About this task >> Would you repeat the whole listing exactly, pictures excluded?

Data extract >>
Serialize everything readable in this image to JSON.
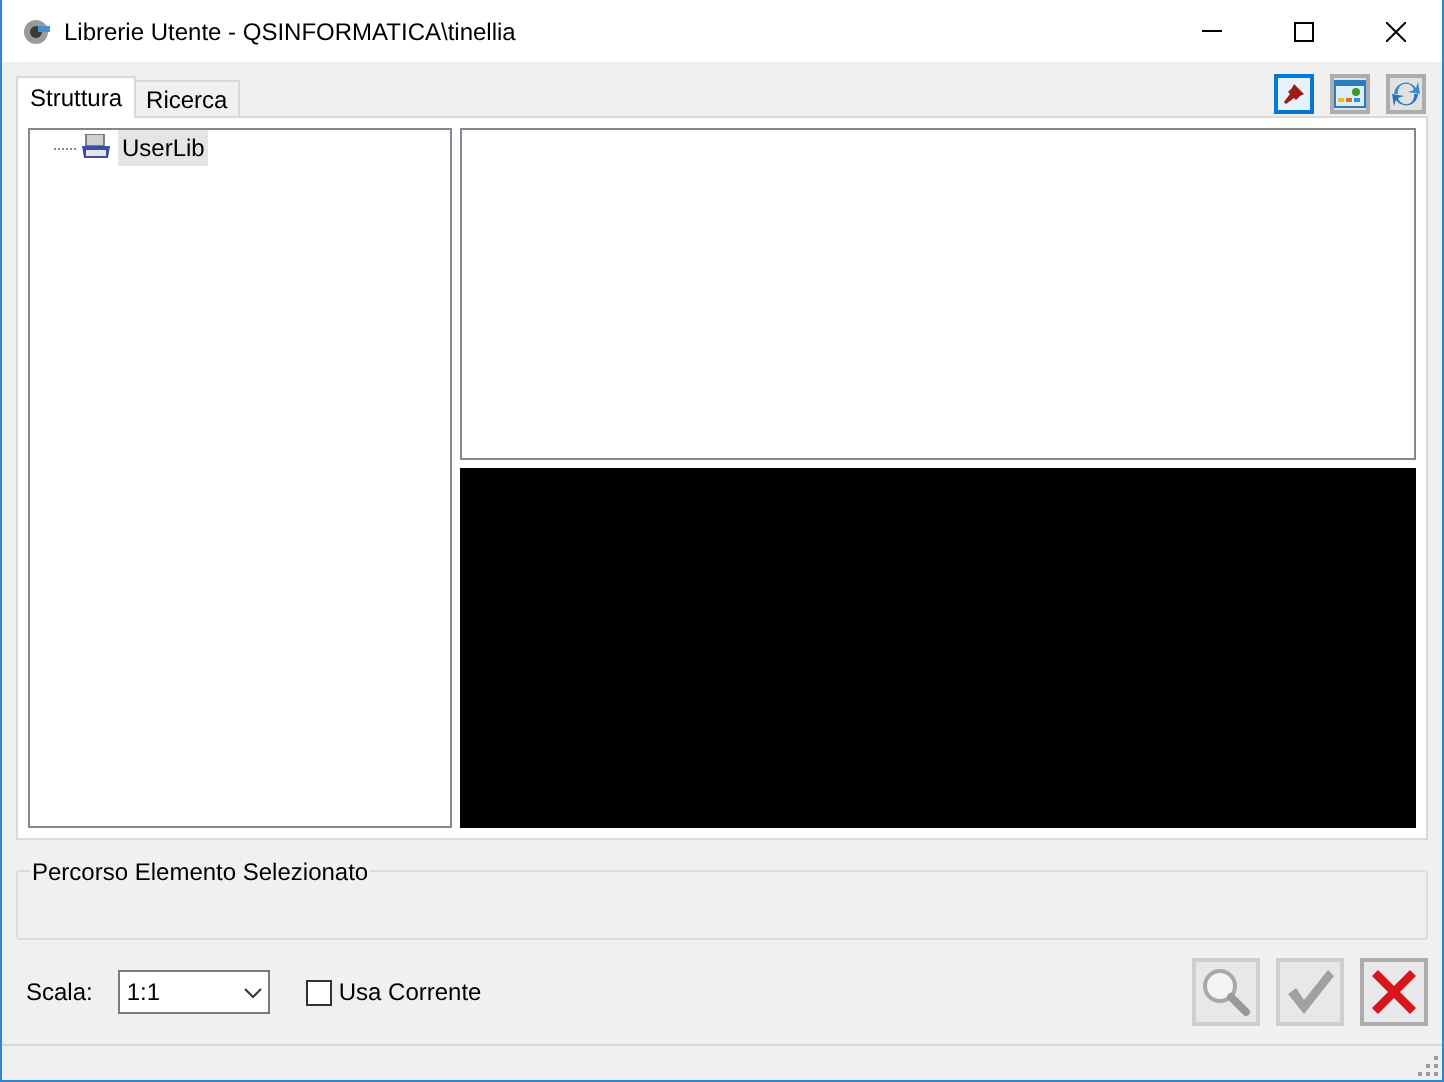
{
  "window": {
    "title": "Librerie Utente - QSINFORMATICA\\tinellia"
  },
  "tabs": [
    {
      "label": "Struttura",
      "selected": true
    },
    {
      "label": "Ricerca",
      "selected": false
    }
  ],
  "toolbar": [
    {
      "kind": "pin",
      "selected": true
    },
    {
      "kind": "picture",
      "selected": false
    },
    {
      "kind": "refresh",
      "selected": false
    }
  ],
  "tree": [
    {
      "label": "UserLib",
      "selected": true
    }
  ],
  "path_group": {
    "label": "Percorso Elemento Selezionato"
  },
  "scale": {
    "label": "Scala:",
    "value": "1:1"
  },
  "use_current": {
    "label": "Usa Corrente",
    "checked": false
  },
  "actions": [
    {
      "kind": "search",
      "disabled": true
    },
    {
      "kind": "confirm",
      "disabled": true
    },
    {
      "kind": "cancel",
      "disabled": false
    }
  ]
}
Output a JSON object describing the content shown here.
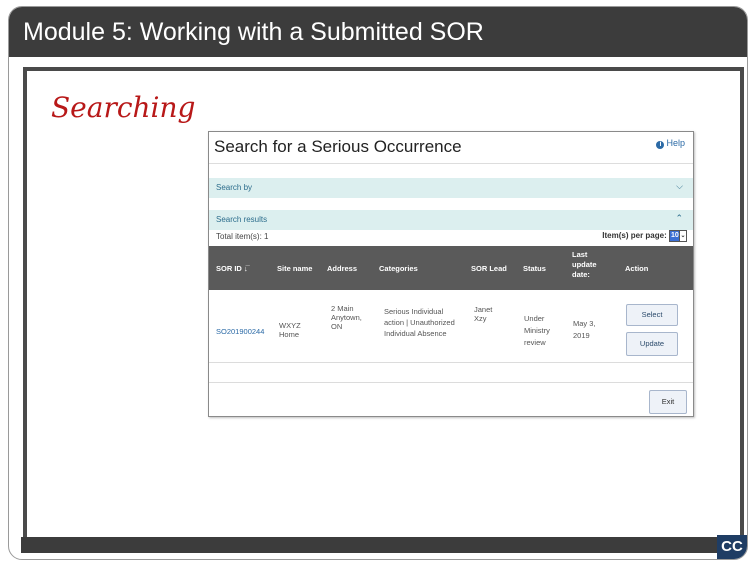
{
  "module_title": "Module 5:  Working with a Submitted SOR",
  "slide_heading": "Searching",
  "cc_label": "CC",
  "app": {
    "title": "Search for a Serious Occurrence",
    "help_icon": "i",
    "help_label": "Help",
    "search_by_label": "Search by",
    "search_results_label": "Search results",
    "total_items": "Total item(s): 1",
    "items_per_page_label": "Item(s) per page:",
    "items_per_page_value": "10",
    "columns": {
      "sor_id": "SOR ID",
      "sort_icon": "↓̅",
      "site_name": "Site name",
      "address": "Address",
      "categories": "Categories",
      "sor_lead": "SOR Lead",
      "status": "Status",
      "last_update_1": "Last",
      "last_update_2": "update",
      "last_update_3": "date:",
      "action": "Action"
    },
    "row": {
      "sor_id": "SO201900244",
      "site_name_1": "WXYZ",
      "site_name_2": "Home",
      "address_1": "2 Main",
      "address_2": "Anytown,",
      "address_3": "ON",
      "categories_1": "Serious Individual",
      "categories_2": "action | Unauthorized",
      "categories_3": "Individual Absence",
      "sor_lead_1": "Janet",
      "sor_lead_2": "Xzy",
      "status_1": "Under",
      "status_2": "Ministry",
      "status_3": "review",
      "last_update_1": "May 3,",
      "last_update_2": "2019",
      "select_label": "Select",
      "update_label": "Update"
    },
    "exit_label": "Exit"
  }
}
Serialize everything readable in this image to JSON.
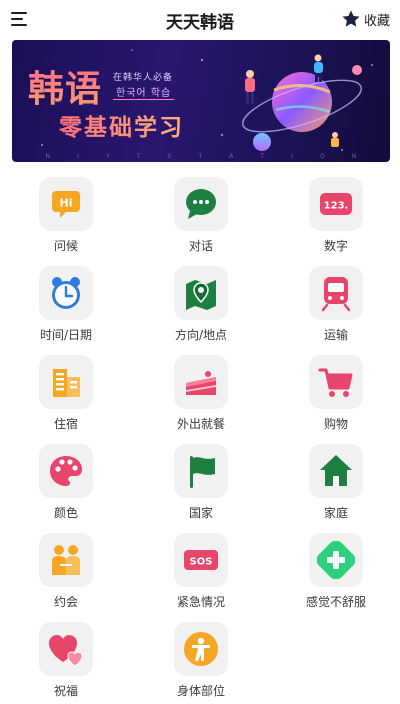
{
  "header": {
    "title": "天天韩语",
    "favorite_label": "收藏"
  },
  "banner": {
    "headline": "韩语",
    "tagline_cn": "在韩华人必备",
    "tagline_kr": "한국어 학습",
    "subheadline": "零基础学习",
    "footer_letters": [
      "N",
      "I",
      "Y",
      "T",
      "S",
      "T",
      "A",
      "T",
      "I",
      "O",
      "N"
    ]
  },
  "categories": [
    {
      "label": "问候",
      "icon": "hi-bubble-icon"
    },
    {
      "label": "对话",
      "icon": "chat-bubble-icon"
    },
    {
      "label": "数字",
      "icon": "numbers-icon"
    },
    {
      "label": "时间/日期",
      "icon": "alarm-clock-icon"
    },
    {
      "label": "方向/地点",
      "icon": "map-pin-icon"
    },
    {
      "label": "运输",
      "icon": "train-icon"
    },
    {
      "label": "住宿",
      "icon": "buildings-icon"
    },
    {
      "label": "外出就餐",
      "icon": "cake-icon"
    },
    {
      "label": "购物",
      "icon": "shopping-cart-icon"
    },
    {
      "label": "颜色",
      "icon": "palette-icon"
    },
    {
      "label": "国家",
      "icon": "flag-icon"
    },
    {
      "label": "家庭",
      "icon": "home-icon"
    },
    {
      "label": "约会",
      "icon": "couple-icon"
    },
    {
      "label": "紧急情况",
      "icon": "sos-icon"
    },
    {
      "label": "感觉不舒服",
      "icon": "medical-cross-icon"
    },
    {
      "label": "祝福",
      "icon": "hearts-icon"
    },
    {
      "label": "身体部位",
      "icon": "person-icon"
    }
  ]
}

Response area >>
Serialize everything readable in this image to JSON.
{
  "window": {
    "title": "Librerie Utente - QSINFORMATICA\\tinellia"
  },
  "tabs": [
    {
      "label": "Struttura",
      "selected": true
    },
    {
      "label": "Ricerca",
      "selected": false
    }
  ],
  "toolbar": [
    {
      "kind": "pin",
      "selected": true
    },
    {
      "kind": "picture",
      "selected": false
    },
    {
      "kind": "refresh",
      "selected": false
    }
  ],
  "tree": [
    {
      "label": "UserLib",
      "selected": true
    }
  ],
  "path_group": {
    "label": "Percorso Elemento Selezionato"
  },
  "scale": {
    "label": "Scala:",
    "value": "1:1"
  },
  "use_current": {
    "label": "Usa Corrente",
    "checked": false
  },
  "actions": [
    {
      "kind": "search",
      "disabled": true
    },
    {
      "kind": "confirm",
      "disabled": true
    },
    {
      "kind": "cancel",
      "disabled": false
    }
  ]
}
Output a JSON object describing the content shown here.
{
  "module_title": "Module 5:  Working with a Submitted SOR",
  "slide_heading": "Searching",
  "cc_label": "CC",
  "app": {
    "title": "Search for a Serious Occurrence",
    "help_icon": "i",
    "help_label": "Help",
    "search_by_label": "Search by",
    "search_results_label": "Search results",
    "total_items": "Total item(s): 1",
    "items_per_page_label": "Item(s) per page:",
    "items_per_page_value": "10",
    "columns": {
      "sor_id": "SOR ID",
      "sort_icon": "↓̅",
      "site_name": "Site name",
      "address": "Address",
      "categories": "Categories",
      "sor_lead": "SOR Lead",
      "status": "Status",
      "last_update_1": "Last",
      "last_update_2": "update",
      "last_update_3": "date:",
      "action": "Action"
    },
    "row": {
      "sor_id": "SO201900244",
      "site_name_1": "WXYZ",
      "site_name_2": "Home",
      "address_1": "2 Main",
      "address_2": "Anytown,",
      "address_3": "ON",
      "categories_1": "Serious Individual",
      "categories_2": "action | Unauthorized",
      "categories_3": "Individual Absence",
      "sor_lead_1": "Janet",
      "sor_lead_2": "Xzy",
      "status_1": "Under",
      "status_2": "Ministry",
      "status_3": "review",
      "last_update_1": "May 3,",
      "last_update_2": "2019",
      "select_label": "Select",
      "update_label": "Update"
    },
    "exit_label": "Exit"
  }
}
Serialize everything readable in this image to JSON.
{
  "header": {
    "title": "天天韩语",
    "favorite_label": "收藏"
  },
  "banner": {
    "headline": "韩语",
    "tagline_cn": "在韩华人必备",
    "tagline_kr": "한국어 학습",
    "subheadline": "零基础学习",
    "footer_letters": [
      "N",
      "I",
      "Y",
      "T",
      "S",
      "T",
      "A",
      "T",
      "I",
      "O",
      "N"
    ]
  },
  "categories": [
    {
      "label": "问候",
      "icon": "hi-bubble-icon"
    },
    {
      "label": "对话",
      "icon": "chat-bubble-icon"
    },
    {
      "label": "数字",
      "icon": "numbers-icon"
    },
    {
      "label": "时间/日期",
      "icon": "alarm-clock-icon"
    },
    {
      "label": "方向/地点",
      "icon": "map-pin-icon"
    },
    {
      "label": "运输",
      "icon": "train-icon"
    },
    {
      "label": "住宿",
      "icon": "buildings-icon"
    },
    {
      "label": "外出就餐",
      "icon": "cake-icon"
    },
    {
      "label": "购物",
      "icon": "shopping-cart-icon"
    },
    {
      "label": "颜色",
      "icon": "palette-icon"
    },
    {
      "label": "国家",
      "icon": "flag-icon"
    },
    {
      "label": "家庭",
      "icon": "home-icon"
    },
    {
      "label": "约会",
      "icon": "couple-icon"
    },
    {
      "label": "紧急情况",
      "icon": "sos-icon"
    },
    {
      "label": "感觉不舒服",
      "icon": "medical-cross-icon"
    },
    {
      "label": "祝福",
      "icon": "hearts-icon"
    },
    {
      "label": "身体部位",
      "icon": "person-icon"
    }
  ]
}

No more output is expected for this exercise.